TASK ITEM
Copy each line containing "JSON" from the listing below.

RECORDS FOR THIS EXERCISE
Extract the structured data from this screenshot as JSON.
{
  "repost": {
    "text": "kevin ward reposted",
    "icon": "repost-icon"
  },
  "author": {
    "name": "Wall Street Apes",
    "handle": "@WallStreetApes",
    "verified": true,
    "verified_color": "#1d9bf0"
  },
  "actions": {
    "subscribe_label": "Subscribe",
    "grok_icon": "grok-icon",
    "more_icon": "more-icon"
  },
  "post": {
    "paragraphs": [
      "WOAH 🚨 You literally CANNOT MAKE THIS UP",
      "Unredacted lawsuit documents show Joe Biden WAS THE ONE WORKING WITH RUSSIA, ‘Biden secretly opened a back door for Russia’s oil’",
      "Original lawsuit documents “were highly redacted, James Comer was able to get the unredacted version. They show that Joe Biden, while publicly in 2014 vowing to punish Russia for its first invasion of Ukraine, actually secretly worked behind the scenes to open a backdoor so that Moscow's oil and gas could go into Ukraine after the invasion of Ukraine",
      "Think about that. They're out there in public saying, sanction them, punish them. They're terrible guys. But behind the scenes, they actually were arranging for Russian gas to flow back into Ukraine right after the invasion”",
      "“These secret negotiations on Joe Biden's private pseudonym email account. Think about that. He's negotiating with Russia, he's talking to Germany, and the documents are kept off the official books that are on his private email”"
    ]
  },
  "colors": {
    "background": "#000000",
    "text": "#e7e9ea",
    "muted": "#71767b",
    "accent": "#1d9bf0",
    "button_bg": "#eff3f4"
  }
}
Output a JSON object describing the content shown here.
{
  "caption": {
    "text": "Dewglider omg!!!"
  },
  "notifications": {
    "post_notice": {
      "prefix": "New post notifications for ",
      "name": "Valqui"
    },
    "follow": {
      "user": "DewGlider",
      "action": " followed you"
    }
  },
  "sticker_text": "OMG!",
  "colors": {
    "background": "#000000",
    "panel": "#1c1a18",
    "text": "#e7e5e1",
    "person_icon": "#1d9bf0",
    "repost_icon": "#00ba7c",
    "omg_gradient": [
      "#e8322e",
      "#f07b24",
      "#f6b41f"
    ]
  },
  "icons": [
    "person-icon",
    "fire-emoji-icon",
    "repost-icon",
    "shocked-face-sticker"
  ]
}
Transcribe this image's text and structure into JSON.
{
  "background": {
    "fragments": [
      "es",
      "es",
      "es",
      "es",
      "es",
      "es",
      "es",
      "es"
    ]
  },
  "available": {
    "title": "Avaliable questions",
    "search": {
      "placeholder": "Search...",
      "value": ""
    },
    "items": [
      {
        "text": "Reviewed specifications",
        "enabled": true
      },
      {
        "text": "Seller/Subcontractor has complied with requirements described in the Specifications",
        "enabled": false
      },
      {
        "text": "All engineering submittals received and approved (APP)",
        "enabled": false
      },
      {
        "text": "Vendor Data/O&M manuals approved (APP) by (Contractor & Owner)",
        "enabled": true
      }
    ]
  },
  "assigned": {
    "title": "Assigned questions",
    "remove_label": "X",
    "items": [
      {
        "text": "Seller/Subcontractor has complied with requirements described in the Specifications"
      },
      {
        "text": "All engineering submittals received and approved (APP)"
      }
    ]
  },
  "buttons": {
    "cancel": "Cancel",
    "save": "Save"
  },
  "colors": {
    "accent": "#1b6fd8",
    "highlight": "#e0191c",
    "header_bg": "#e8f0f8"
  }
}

TASK RESPONSE
Extract the structured data from this screenshot as JSON.
Output a JSON object describing the content shown here.
Transcribe this image's text and structure into JSON.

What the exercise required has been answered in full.